It has further been found that the new commercial product of the invention, i. e., pre-sized unbeaten and unrefined pulp of non-fluid nature, is of a particularly superior, character when made with cellulose suspensions that have been directly prepared from wood or like vegetable substances, as by one of the chemical processes; and that pre-sizing methods are likewise eminently practical and valuable as performed on such cellulose. Other pulps, however, can be produced in presized form, with highly satisfactory results in a number of cases, and the procedures described are useful in the manufacture of many kinds of cellulose pulp, to be employed ultimately in making any of a wide variety of sized papers and. sized paper products.

It is to be understood that the invention is not limited to the specific embodiments hereinabove set forth but may be carried out in other ways without departure from its spirit as defined by the following claims.

I claim:

1. In a process of manufacturing unbeaten and unrefined cellulose pulp wherein the same is reduced to non-fluid form on a pulp machine, the step of applying a small quantity of melted paraffin to the drying sheet of unbeaten and unrefined fibres as the said sheet passes through the pulp machine.

2. The process of claim 1, in which the melted parafiin is firmly pressed into the mass of pulp fibres, to incorporate the same uniformly therein.

3. In a process of treating cellulose pulp for manufacture of paper and the like, the steps of pre-sizing the mass of unbeaten and'unrefined fibres by incorporating into said mass a small quantity of water-resistant wax-like sizing material capable of adhering to said fibres, and of subsequently subjecting the pre-sized pulp to paper-making operation and thereby producing ink-receptive paper containing said fibres and sized with the aforesaid sizing material incorpo-' rated in the latter.

In a process of treating cellulose pulp for manufacture of paper and the like, effecting presizing of the pulp by introducing into the digested mass of unbeaten and unrefined fibres a small quantity of sizing material consisting of a colorless, water-resistant, adherent wax-like substance, and by distributing the sizingimaterial throughout the mass of such fibres, and subsequently subjecting the pre-sized pulp to papermaking operation and thereby producing inkreceptive paper containing the aforesaid fibres and sized with the aforesaid sizing material incorporated in the latter.

5. In a process of treating cellulose pulp for manufacture of paper and the like, introducing into the digested mass of unbeaten and unrefined fibres a small quantity of sizing material consisting of a colorless, water-resistant, adherent waxlike substance, and distributing the sizing material throughout the mass of such fibres,'for converting said mass of fibres into pre-sized pulp which is thereby capable of inclusion in inkreceptive paper manufactured therefrom and sized with the aforesaid sizing material intro- .duced into the said mass of fibres.

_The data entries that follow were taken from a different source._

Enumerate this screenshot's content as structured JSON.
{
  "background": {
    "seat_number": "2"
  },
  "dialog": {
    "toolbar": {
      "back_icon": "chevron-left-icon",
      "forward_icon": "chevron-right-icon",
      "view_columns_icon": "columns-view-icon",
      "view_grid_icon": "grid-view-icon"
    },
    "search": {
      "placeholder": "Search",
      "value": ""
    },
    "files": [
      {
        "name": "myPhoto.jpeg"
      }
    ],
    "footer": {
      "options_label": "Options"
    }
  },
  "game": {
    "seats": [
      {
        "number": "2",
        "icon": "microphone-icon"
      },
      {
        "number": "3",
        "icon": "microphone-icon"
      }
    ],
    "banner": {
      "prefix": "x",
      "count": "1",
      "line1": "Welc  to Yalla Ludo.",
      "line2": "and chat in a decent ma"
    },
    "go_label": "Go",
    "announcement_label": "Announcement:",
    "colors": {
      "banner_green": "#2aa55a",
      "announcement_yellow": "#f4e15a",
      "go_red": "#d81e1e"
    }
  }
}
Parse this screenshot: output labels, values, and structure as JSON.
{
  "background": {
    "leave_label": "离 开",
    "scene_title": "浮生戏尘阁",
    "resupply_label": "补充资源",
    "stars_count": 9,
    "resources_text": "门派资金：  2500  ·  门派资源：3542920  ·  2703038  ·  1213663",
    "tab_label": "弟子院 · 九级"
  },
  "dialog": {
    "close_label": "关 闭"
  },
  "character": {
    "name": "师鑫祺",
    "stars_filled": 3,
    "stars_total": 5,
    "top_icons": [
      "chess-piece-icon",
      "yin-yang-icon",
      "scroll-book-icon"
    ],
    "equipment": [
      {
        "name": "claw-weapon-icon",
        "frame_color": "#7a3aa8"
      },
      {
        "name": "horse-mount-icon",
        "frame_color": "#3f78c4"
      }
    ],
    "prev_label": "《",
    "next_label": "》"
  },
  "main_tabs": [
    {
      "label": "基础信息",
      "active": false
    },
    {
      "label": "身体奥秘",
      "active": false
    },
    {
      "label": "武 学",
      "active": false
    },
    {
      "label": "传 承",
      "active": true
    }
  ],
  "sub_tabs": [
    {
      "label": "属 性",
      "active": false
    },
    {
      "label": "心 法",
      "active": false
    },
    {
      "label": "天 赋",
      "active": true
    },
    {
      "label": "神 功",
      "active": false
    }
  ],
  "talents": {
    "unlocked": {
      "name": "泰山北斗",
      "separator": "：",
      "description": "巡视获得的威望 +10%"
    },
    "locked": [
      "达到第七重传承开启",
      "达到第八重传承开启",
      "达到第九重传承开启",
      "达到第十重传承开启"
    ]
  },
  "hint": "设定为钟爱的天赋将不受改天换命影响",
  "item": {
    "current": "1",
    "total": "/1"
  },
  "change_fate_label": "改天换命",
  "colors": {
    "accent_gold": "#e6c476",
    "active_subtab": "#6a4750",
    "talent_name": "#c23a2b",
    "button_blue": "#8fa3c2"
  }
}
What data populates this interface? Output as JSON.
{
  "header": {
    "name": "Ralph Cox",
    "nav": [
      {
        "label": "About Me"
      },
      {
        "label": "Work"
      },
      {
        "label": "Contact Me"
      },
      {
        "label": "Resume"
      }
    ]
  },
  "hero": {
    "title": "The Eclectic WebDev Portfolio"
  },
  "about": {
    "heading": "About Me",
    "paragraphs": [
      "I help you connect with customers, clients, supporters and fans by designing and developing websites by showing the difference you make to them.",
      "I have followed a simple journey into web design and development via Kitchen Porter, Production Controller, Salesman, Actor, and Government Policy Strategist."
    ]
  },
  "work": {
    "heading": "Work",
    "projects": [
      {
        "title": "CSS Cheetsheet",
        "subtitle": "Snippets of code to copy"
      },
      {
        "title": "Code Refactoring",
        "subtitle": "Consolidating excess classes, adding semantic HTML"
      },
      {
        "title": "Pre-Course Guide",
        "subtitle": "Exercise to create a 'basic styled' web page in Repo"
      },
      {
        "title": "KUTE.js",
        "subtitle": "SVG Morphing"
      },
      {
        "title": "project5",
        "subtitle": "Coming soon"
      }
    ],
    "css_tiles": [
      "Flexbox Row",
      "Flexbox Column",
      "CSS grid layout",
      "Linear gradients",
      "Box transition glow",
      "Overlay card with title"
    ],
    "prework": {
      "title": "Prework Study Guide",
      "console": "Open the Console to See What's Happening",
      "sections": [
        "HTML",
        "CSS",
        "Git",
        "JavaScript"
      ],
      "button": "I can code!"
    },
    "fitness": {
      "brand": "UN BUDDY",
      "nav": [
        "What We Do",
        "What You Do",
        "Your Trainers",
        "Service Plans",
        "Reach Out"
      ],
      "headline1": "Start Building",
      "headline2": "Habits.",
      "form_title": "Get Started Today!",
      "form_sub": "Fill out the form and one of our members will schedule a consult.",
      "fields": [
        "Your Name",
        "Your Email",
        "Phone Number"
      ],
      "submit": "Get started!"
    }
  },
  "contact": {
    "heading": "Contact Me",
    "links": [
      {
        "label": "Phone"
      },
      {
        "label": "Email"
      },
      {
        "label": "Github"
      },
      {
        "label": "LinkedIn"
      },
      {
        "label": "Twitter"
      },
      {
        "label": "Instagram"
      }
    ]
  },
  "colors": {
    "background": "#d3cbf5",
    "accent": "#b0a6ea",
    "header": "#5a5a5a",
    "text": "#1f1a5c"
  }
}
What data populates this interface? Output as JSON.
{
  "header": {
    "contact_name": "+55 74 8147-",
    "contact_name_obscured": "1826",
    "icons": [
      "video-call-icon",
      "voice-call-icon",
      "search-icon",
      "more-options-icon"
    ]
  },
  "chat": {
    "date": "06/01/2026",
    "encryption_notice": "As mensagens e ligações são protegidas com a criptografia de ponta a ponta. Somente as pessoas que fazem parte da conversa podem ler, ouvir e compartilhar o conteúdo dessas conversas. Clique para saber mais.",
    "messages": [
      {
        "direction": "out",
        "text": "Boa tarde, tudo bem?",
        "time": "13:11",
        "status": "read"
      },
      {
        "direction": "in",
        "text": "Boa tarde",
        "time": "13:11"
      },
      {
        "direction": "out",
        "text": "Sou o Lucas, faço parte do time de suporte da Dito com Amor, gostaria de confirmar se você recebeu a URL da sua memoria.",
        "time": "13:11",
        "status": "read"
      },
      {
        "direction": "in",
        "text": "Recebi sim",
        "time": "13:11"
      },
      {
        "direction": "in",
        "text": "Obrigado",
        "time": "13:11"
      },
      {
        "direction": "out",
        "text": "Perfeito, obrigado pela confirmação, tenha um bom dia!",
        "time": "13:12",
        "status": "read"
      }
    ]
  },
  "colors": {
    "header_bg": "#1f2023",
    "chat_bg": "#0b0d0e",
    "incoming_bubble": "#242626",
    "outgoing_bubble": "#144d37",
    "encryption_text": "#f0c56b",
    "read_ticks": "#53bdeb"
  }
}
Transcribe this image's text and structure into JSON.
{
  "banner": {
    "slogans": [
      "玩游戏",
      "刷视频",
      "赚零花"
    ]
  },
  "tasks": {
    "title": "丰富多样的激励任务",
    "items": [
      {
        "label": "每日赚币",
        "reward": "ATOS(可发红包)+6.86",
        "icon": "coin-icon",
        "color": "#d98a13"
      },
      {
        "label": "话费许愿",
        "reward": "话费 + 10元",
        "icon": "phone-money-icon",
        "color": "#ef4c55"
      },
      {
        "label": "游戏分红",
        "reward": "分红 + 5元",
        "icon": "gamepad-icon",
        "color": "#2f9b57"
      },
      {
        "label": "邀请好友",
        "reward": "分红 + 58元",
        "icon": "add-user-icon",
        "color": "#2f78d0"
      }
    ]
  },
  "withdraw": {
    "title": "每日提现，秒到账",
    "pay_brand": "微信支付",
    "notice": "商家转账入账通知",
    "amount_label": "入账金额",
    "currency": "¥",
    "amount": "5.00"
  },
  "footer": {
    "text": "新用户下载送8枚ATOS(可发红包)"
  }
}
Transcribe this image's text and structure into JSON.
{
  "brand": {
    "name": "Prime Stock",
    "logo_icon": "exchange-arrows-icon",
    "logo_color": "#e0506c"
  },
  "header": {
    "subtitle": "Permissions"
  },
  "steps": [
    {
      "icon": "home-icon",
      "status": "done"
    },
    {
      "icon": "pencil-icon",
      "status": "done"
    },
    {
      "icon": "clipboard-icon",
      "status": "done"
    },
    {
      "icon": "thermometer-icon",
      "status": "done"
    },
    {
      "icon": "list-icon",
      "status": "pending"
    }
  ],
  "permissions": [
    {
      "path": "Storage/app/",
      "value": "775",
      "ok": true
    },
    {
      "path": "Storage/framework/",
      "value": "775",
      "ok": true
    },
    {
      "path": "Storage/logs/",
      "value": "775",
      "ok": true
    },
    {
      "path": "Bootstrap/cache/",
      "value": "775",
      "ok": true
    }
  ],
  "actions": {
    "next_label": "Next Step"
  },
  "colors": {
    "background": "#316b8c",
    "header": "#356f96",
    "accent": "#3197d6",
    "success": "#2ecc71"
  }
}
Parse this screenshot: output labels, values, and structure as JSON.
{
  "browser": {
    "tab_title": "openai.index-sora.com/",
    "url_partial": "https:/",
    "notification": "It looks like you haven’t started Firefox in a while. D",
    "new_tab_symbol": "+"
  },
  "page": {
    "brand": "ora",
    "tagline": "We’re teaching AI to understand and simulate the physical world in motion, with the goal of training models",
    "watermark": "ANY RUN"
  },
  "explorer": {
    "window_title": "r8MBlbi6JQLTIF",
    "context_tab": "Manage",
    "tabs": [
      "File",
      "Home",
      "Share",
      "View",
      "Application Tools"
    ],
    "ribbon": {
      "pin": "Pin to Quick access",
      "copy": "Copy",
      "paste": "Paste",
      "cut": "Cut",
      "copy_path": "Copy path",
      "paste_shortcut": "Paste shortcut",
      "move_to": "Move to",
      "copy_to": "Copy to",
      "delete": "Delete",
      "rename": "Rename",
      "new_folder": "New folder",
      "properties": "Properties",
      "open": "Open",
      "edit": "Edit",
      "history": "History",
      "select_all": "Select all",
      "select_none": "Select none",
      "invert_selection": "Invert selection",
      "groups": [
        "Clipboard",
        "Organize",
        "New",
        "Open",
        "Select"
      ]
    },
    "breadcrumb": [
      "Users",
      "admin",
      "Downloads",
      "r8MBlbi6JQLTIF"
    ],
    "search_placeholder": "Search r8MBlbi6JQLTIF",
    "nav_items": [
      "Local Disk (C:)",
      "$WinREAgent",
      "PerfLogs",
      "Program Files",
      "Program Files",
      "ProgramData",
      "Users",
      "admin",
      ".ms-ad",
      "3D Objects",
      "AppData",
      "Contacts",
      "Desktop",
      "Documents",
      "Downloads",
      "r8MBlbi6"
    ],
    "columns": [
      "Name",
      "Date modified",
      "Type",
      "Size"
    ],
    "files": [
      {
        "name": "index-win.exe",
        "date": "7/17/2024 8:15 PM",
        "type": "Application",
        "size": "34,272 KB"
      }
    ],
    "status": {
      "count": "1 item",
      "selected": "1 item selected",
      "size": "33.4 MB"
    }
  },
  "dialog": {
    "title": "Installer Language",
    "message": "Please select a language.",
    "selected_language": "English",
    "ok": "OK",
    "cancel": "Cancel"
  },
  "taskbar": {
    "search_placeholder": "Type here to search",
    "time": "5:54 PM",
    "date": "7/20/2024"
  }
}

PIERRE DELCROIX.

Referenced by
Citing PatentFiling datePublication dateApplicantTitle
US3985932 *Aug 5, 1974Oct 12, 1976Moore And MungerPaper coating dispersions and process
US6582560Mar 7, 2001Jun 24, 2003Kimberly-Clark Worldwide, Inc.Method for using water insoluble chemical additives with pulp and products made by said method
US6984290Mar 14, 2003Jan 10, 2006Kimberly-Clark Worldwide, Inc.Method for applying water insoluble chemical additives with to pulp fiber
US7749356Mar 7, 2001Jul 6, 2010Kimberly-Clark Worldwide, Inc.Method for using water insoluble chemical additives with pulp and products made by said method
US7993490Jun 9, 2010Aug 9, 2011Kimberly-Clark Worldwide, Inc.Method for applying chemical additives to pulp during the pulp processing and products made by said method
WO2002072946A2 *Feb 8, 2002Sep 19, 2002Kimberly Clark CoMethod for applying chemical additives to pulp during the pulp processing and products made by said method
Classifications
U.S. Classification162/172, 162/184
International ClassificationD21C9/00
Cooperative ClassificationD21C9/002
European ClassificationD21C9/00B2